EXERCISE DIRECTIONS: Below are the lines to check; count those holding the string "JSON" and give only the number.

* * * * * * * * *

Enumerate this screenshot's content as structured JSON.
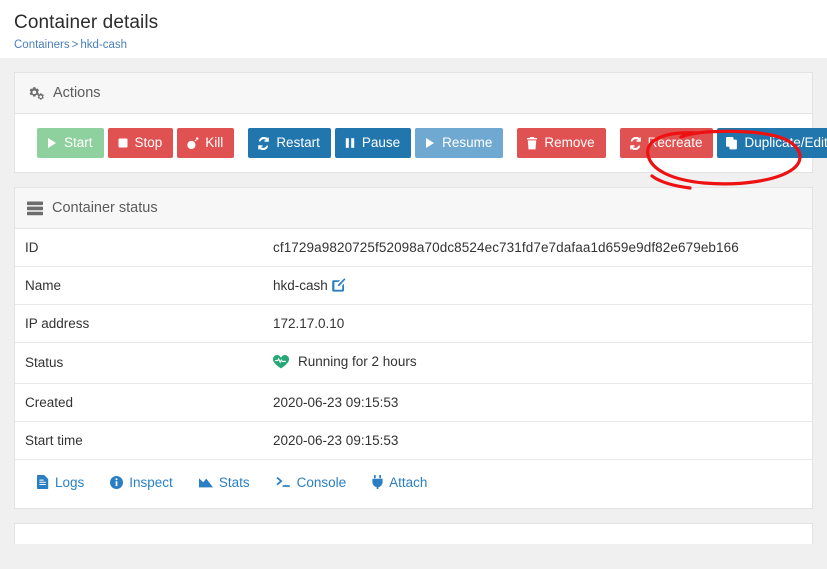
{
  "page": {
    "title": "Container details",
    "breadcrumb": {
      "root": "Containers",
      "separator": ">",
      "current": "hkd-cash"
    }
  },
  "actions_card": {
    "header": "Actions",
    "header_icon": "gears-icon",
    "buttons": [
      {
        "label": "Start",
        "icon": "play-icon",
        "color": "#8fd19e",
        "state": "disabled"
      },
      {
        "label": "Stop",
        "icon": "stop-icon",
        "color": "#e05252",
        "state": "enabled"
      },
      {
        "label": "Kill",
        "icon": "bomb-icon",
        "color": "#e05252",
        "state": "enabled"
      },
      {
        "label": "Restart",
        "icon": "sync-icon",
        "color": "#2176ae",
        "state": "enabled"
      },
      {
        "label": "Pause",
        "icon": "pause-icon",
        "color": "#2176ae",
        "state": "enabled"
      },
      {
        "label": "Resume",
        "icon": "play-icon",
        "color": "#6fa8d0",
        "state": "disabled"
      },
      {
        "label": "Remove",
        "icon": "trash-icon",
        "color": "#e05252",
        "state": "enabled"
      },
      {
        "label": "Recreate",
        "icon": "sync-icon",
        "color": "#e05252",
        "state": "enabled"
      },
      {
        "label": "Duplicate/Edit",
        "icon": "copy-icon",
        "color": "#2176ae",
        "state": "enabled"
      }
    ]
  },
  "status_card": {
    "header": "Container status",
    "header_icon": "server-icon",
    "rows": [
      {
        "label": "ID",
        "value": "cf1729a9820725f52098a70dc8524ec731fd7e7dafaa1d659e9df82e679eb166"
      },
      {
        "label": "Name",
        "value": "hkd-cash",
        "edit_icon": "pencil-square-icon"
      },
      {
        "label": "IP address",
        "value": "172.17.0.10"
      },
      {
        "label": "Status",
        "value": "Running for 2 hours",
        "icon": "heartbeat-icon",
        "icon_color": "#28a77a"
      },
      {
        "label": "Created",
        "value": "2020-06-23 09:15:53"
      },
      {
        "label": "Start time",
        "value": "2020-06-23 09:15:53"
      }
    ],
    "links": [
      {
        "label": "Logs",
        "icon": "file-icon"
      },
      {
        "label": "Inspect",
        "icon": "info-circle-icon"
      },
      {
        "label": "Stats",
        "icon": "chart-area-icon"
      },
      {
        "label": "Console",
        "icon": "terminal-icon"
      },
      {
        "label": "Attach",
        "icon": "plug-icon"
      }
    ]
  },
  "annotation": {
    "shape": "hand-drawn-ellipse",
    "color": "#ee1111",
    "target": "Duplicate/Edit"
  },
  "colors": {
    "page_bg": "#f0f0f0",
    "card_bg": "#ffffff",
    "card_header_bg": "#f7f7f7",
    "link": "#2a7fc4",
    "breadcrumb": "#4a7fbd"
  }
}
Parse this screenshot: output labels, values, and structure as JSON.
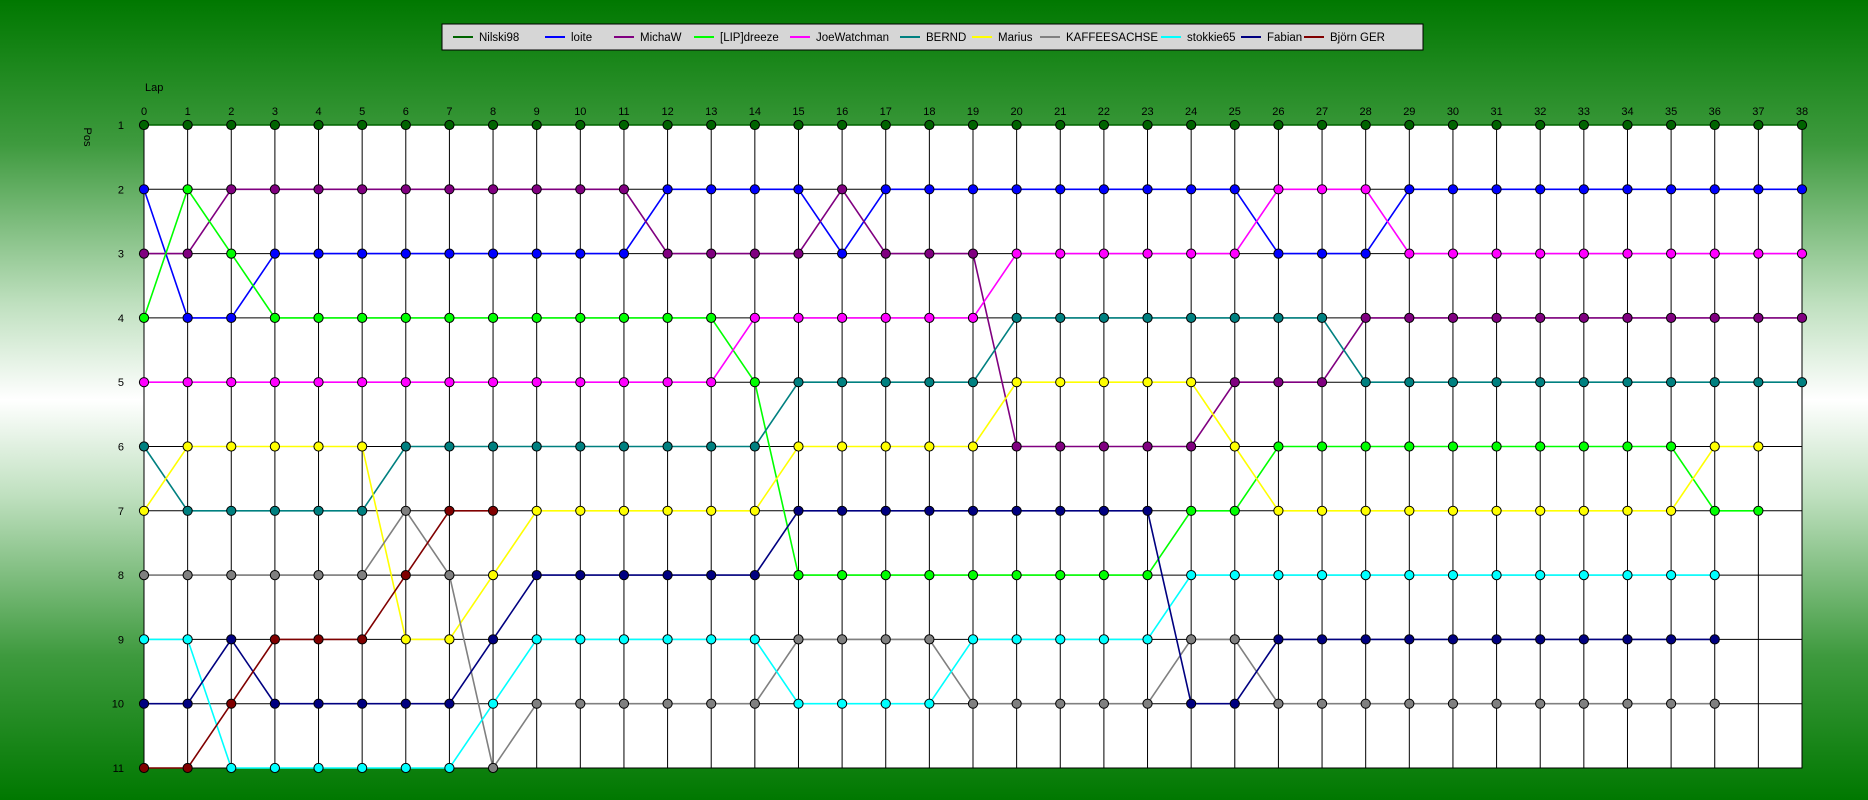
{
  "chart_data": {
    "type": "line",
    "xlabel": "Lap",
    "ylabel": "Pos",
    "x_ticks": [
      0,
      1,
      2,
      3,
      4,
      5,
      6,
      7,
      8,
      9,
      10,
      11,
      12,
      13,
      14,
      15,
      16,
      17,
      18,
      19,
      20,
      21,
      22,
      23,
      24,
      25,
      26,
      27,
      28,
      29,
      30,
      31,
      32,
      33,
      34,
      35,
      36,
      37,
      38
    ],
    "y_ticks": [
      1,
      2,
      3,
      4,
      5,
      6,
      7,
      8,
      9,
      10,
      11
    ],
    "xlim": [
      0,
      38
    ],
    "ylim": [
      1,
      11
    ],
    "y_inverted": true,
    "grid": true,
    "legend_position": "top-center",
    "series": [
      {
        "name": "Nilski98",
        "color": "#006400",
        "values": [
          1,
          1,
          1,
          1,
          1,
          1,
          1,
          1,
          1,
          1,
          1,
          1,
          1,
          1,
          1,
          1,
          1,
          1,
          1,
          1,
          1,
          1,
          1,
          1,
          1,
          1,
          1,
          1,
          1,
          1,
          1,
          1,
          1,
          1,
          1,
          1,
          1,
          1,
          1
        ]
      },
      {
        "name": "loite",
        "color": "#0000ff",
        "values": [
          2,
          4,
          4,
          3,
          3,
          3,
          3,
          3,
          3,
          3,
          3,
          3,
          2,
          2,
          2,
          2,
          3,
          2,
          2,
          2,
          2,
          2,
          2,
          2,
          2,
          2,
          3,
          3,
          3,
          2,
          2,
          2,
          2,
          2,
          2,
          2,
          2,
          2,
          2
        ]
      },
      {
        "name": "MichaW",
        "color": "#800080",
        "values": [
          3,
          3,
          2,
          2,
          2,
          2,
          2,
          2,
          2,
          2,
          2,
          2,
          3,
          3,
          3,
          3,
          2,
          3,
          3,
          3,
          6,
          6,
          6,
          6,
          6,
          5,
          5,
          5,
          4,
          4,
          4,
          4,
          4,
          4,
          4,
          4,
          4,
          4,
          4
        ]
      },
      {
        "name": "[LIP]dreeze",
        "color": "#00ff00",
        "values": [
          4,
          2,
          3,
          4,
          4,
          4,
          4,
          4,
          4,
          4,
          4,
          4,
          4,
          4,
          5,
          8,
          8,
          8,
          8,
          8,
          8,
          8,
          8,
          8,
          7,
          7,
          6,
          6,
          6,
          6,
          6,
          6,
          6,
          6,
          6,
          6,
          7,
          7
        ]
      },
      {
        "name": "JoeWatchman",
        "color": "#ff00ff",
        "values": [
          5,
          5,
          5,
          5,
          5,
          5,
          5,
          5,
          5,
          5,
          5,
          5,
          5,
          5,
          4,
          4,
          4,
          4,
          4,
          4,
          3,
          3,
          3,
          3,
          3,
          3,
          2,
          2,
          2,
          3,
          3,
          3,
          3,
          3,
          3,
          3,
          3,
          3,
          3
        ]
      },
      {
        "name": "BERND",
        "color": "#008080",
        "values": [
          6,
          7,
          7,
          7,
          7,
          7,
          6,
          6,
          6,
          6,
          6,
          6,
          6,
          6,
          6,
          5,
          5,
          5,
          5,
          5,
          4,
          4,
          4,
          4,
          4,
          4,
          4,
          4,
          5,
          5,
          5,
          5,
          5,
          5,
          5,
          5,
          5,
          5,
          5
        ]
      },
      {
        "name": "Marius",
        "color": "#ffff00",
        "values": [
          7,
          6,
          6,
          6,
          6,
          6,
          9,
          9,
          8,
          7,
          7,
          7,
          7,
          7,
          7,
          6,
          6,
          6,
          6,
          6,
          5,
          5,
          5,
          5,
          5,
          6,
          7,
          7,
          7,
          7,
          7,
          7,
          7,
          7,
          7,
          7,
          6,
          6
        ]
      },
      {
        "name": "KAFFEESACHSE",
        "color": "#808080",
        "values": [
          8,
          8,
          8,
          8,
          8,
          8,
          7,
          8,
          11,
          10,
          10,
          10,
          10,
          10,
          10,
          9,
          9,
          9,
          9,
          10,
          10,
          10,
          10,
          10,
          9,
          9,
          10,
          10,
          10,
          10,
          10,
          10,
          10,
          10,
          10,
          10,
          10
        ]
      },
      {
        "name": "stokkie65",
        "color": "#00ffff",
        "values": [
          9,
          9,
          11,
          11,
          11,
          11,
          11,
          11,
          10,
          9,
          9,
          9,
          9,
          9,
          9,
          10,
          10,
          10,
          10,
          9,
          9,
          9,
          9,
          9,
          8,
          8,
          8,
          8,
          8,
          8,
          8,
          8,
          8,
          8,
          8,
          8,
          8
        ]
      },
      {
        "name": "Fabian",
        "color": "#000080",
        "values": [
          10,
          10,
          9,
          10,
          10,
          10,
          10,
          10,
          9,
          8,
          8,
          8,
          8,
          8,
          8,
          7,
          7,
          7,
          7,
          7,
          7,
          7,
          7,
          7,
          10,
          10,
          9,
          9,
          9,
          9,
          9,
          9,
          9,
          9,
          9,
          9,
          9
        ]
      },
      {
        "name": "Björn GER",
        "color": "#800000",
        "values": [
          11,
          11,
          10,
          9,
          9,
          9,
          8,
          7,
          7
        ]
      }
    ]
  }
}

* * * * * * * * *

RESPONSE BOX: 2